While the District Attorney and the Tennessee Bureau of Investigation are done with their criminal probe, lingering questions remain. Members of Metro Council’s Special Committee as well as those on the city’s ethical conduct board say they hope to find some answers over the coming months.
Those that will attempt to move past what transpired between the former Mayor and her head of security to find out how it was able to go on so long — and how it might have affected citizens of Nashville in unforeseen ways.
Metro Council’s Special Committee

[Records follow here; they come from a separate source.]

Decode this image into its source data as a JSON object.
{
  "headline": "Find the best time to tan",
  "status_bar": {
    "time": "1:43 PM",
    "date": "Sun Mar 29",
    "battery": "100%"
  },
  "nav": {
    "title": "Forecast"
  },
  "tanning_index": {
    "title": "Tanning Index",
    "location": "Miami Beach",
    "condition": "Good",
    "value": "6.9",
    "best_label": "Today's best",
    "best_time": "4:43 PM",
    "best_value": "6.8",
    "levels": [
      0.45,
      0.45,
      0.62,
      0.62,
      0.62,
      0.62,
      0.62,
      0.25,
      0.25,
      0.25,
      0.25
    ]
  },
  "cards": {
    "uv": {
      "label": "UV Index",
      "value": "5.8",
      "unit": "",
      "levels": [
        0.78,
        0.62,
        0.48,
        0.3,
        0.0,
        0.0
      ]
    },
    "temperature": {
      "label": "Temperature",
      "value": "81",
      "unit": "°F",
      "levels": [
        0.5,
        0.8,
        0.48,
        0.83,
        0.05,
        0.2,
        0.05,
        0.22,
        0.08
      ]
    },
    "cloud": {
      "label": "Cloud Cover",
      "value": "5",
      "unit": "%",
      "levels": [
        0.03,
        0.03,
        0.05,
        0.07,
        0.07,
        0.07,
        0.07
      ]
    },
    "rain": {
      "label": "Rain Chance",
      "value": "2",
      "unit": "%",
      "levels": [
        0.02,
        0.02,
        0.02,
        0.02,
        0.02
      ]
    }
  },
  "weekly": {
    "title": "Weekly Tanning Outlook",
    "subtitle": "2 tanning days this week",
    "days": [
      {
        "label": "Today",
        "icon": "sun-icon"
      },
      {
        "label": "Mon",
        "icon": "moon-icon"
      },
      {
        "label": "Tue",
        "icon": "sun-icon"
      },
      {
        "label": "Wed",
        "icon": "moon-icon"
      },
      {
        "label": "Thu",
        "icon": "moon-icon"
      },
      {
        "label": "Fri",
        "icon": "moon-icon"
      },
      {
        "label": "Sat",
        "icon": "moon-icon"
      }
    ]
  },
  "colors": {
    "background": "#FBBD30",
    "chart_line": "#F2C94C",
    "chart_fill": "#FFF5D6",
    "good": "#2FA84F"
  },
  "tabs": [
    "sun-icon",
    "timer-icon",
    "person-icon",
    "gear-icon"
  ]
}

The Council’s Special Committee met Tuesday night after a Metro Council meeting. After one and a half hours of deliberation, the group decided not to disband the committee but did agree to make some changes in light of the Barry's conditional guilty plea.
Councilman Robert Swope pointed out that while their initial goal was to find out if there had been any wrongdoing, Barry’s resignation and charge answered that question.

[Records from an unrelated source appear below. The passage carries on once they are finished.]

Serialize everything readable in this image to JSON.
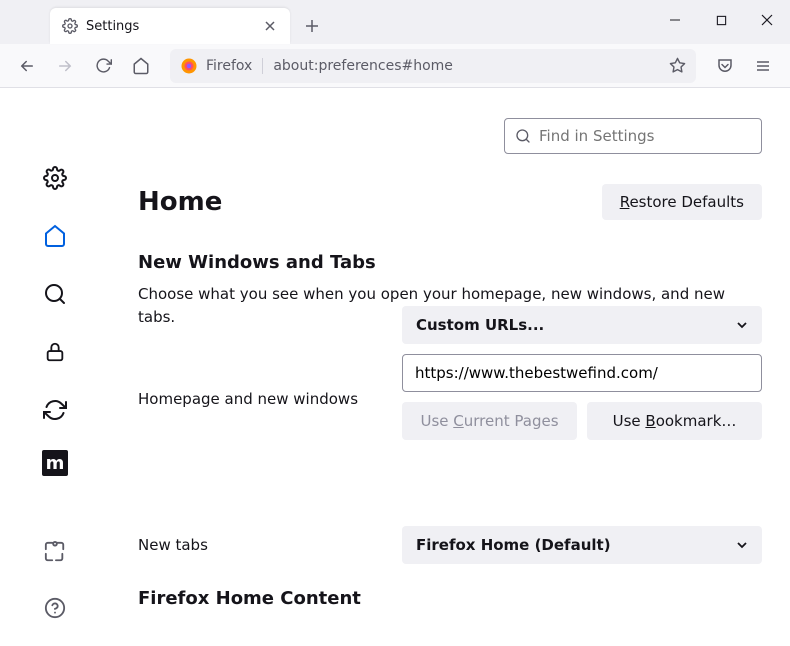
{
  "window": {
    "tab_title": "Settings",
    "urlbar_label": "Firefox",
    "urlbar_text": "about:preferences#home"
  },
  "search": {
    "placeholder": "Find in Settings"
  },
  "page": {
    "title": "Home",
    "restore_btn_pre": "R",
    "restore_btn_rest": "estore Defaults",
    "section1_title": "New Windows and Tabs",
    "section1_desc": "Choose what you see when you open your homepage, new windows, and new tabs.",
    "homepage_label": "Homepage and new windows",
    "homepage_select": "Custom URLs...",
    "homepage_url": "https://www.thebestwefind.com/",
    "use_current_pre": "Use ",
    "use_current_key": "C",
    "use_current_rest": "urrent Pages",
    "use_bookmark_pre": "Use ",
    "use_bookmark_key": "B",
    "use_bookmark_rest": "ookmark…",
    "newtabs_label": "New tabs",
    "newtabs_select": "Firefox Home (Default)",
    "section2_title": "Firefox Home Content"
  },
  "ext_badge": "m"
}
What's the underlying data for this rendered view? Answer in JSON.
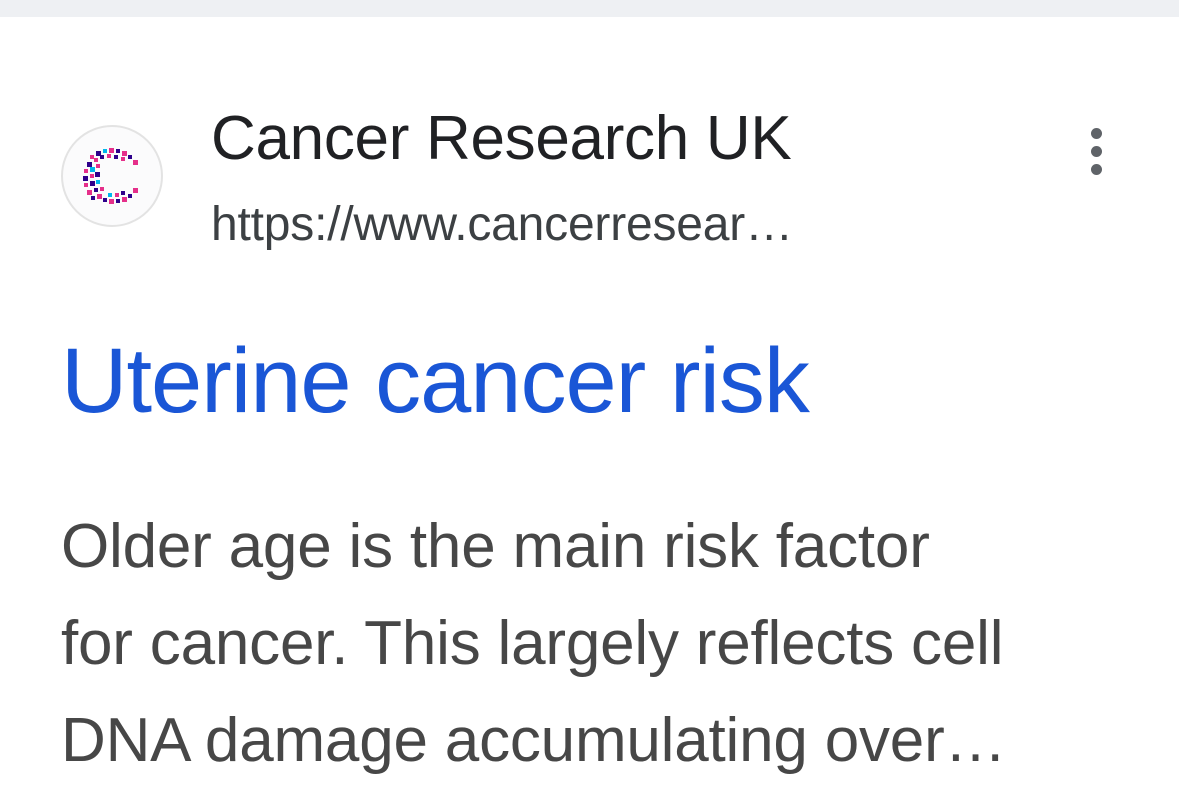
{
  "result": {
    "site_name": "Cancer Research UK",
    "url": "https://www.cancerresear…",
    "title": "Uterine cancer risk",
    "snippet_lines": [
      "Older age is the main risk factor",
      "for cancer. This largely reflects cell",
      "DNA damage accumulating over…"
    ],
    "favicon_icon": "cancer-research-uk-c-logo",
    "more_icon": "three-dot-vertical-icon"
  },
  "colors": {
    "title_link": "#1a56d6",
    "site_name": "#202124",
    "url": "#3c4043",
    "snippet": "#474747",
    "divider": "#eef0f3"
  }
}
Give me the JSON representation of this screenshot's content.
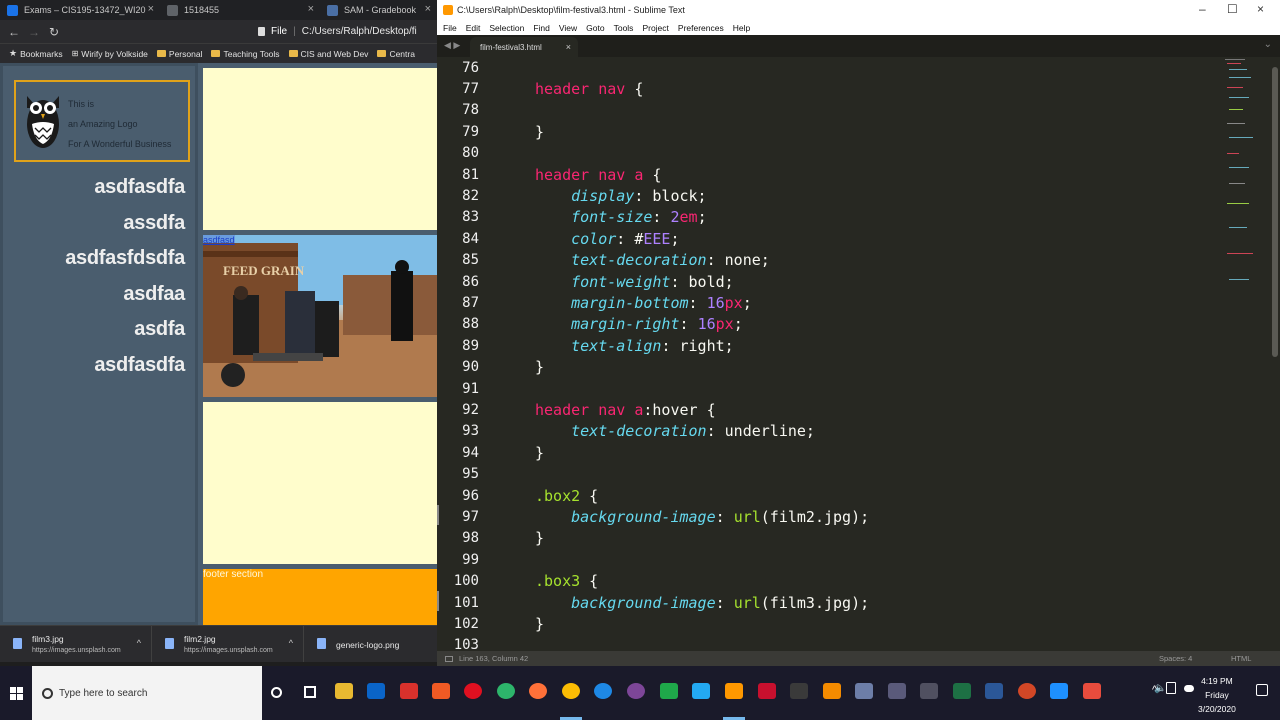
{
  "browser": {
    "tabs": [
      {
        "label": "Exams – CIS195-13472_WI20",
        "color": "#1a73e8"
      },
      {
        "label": "1518455",
        "color": "#5f6368"
      },
      {
        "label": "SAM - Gradebook",
        "color": "#4a6fa5"
      }
    ],
    "address_label": "File",
    "address_text": "C:/Users/Ralph/Desktop/fi",
    "bookmarks": [
      {
        "label": "Bookmarks",
        "icon": "star"
      },
      {
        "label": "Wirify by Volkside",
        "icon": "bookmarklet"
      },
      {
        "label": "Personal",
        "icon": "folder"
      },
      {
        "label": "Teaching Tools",
        "icon": "folder"
      },
      {
        "label": "CIS and Web Dev",
        "icon": "folder"
      },
      {
        "label": "Centra",
        "icon": "folder"
      }
    ],
    "page": {
      "logo_lines": [
        "This is",
        "an Amazing Logo",
        "For A Wonderful Business"
      ],
      "nav_links": [
        "asdfasdfa",
        "assdfa",
        "asdfasfdsdfa",
        "asdfaa",
        "asdfa",
        "asdfasdfa"
      ],
      "photo_caption": "asdfasd",
      "photo_sign": "FEED GRAIN",
      "footer_text": "footer section"
    },
    "downloads": [
      {
        "name": "film3.jpg",
        "url": "https://images.unsplash.com"
      },
      {
        "name": "film2.jpg",
        "url": "https://images.unsplash.com"
      },
      {
        "name": "generic-logo.png",
        "url": ""
      }
    ]
  },
  "sublime": {
    "title": "C:\\Users\\Ralph\\Desktop\\film-festival3.html - Sublime Text",
    "menu": [
      "File",
      "Edit",
      "Selection",
      "Find",
      "View",
      "Goto",
      "Tools",
      "Project",
      "Preferences",
      "Help"
    ],
    "tab": "film-festival3.html",
    "status_left": "Line 163, Column 42",
    "status_spaces": "Spaces: 4",
    "status_syntax": "HTML",
    "line_numbers": [
      "76",
      "77",
      "78",
      "79",
      "80",
      "81",
      "82",
      "83",
      "84",
      "85",
      "86",
      "87",
      "88",
      "89",
      "90",
      "91",
      "92",
      "93",
      "94",
      "95",
      "96",
      "97",
      "98",
      "99",
      "100",
      "101",
      "102",
      "103"
    ]
  },
  "taskbar": {
    "search_placeholder": "Type here to search",
    "time": "4:19 PM",
    "day": "Friday",
    "date": "3/20/2020"
  }
}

The panel agreed they should set a new goal— to find out how to stop it from happening again. In order to do so, they’re planning to ask Metro Council to expand their scope, allowing them to make policy recommendations to the city after their investigation concludes.

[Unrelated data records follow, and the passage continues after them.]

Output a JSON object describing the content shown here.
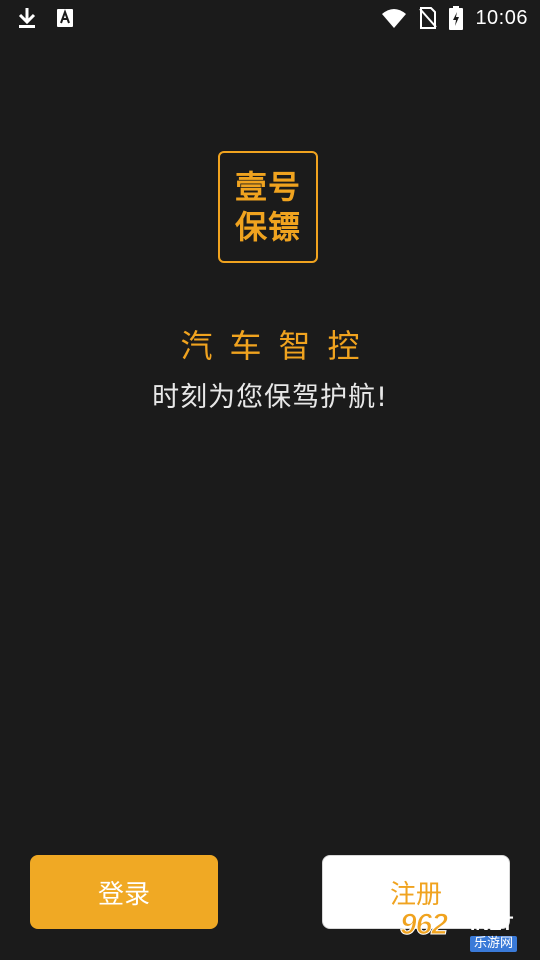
{
  "status_bar": {
    "time": "10:06",
    "icons_left": [
      "download-icon",
      "a-notification-icon"
    ],
    "icons_right": [
      "wifi-icon",
      "no-sim-icon",
      "battery-charging-icon"
    ]
  },
  "logo": {
    "line1": "壹号",
    "line2": "保镖"
  },
  "headline": "汽车智控",
  "tagline": "时刻为您保驾护航!",
  "buttons": {
    "login": "登录",
    "register": "注册"
  },
  "watermark": {
    "number": "962",
    "domain": ".NET",
    "site": "乐游网"
  },
  "colors": {
    "background": "#1b1b1b",
    "accent": "#f0a31f",
    "tagline": "#e8e8e8",
    "login_bg": "#f0a924",
    "register_bg": "#ffffff"
  }
}
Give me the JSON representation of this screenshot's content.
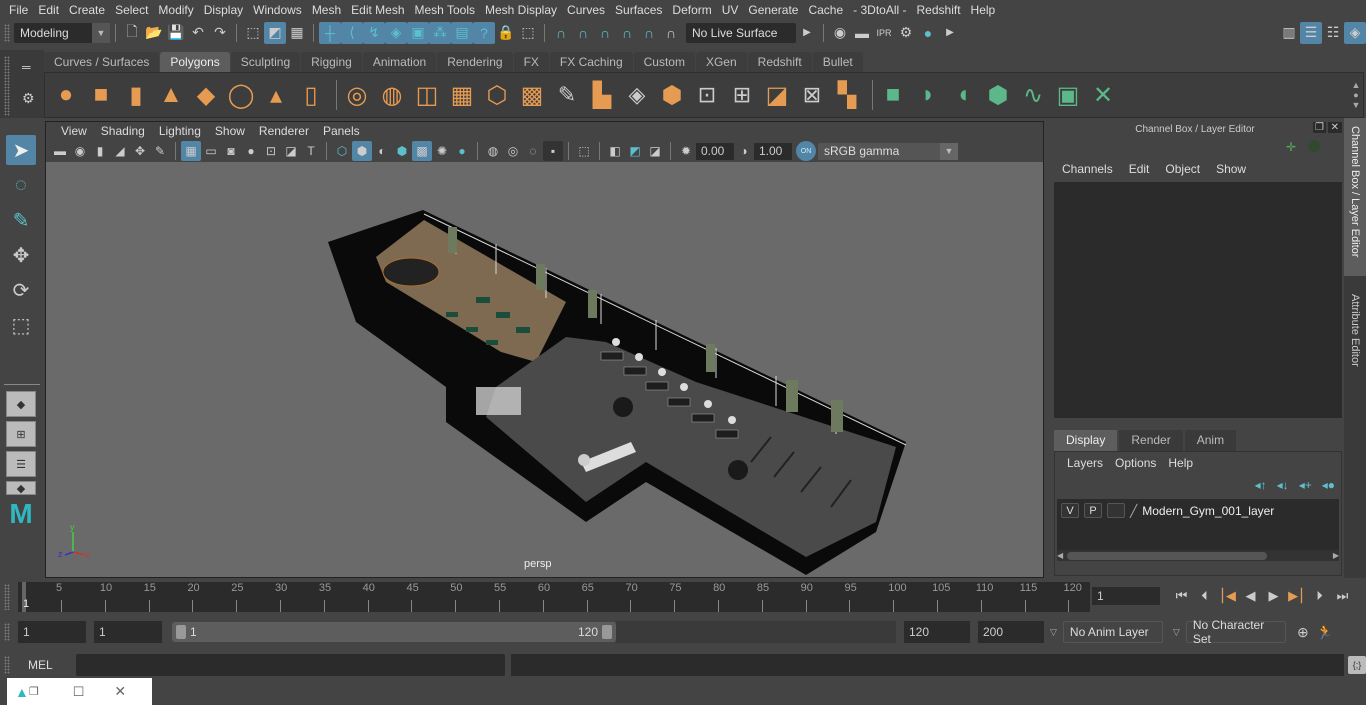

Earlier in the day, Nashville’s new mayor, David Briley told reporters he didn’t think the committee was still necessary and encouraged members to reconsider the cost of hiring an outside law firm to investigate.
While the panel did not disband, they did agree to limit the amount of hours the contracted lawyers will work to keep costs down. Once 15 hours are billed — which are not to surpass a rate of $395 per hour — the firm must request approval from the committee to keep going.
The panel will schedule a meeting once the city’s auditing team completes their report.
Council Board of Ethical Conduct
Members of the city’s Council Board of Ethical Conduct then voted Wednesday morning to set a hearing despite the mayor’s resignation.
An outside law firm was hired last month to provide legal analysis of a complaint filed by Theeda Murphy, a local activist affiliated with Community Oversight Now, a group advocating for a police oversight board.
While it is traditionally the role of Metro’s law department to review complaints, the board wanted to avoid a potential conflict of interest.
Much of the conversation centered around the purpose of the investigation. After all, Barry is no longer a Metro employee.
In the end, citing a desire for “transparency and to foster public trust,” members of the board voted to look into two of four allegations in the complaint: former Metro Sgt. Rob Forrest’s excessive overtime —which he plead guilty to yesterday — and whether his relationship with Barry influenced her stance on the community oversight board. That proposal was publicly opposed by Nashville’s law enforcement.
At the hearing, members of Community Oversight Now provided WPLN with copies of several emails obtained through a public record requests. The emails show that Forrest, as well as Chief Steve Anderson, were looped into conversations related to the proposed oversight board.
Murphy believes the emails prove that officers were monitoring the social media accounts of activist groups pushing for an oversight board.
Forrest was working as head of security for Barry at that time, and Murphy says it’s unclear why he was included in those conversations. She says she hopes to present this information to the board.
A date for the ethics hearing has not been announced yet.
TBI Is Out
Earlier Tuesday, District Attorney Glenn Funk announced he’d asked the TBI to end their probe. The state agency confirmed they would heed his request.
It is still unclear what the TBI discovered, and the public will likely never know. TBI investigative reports are protected by Tennessee statute and are not considered public records.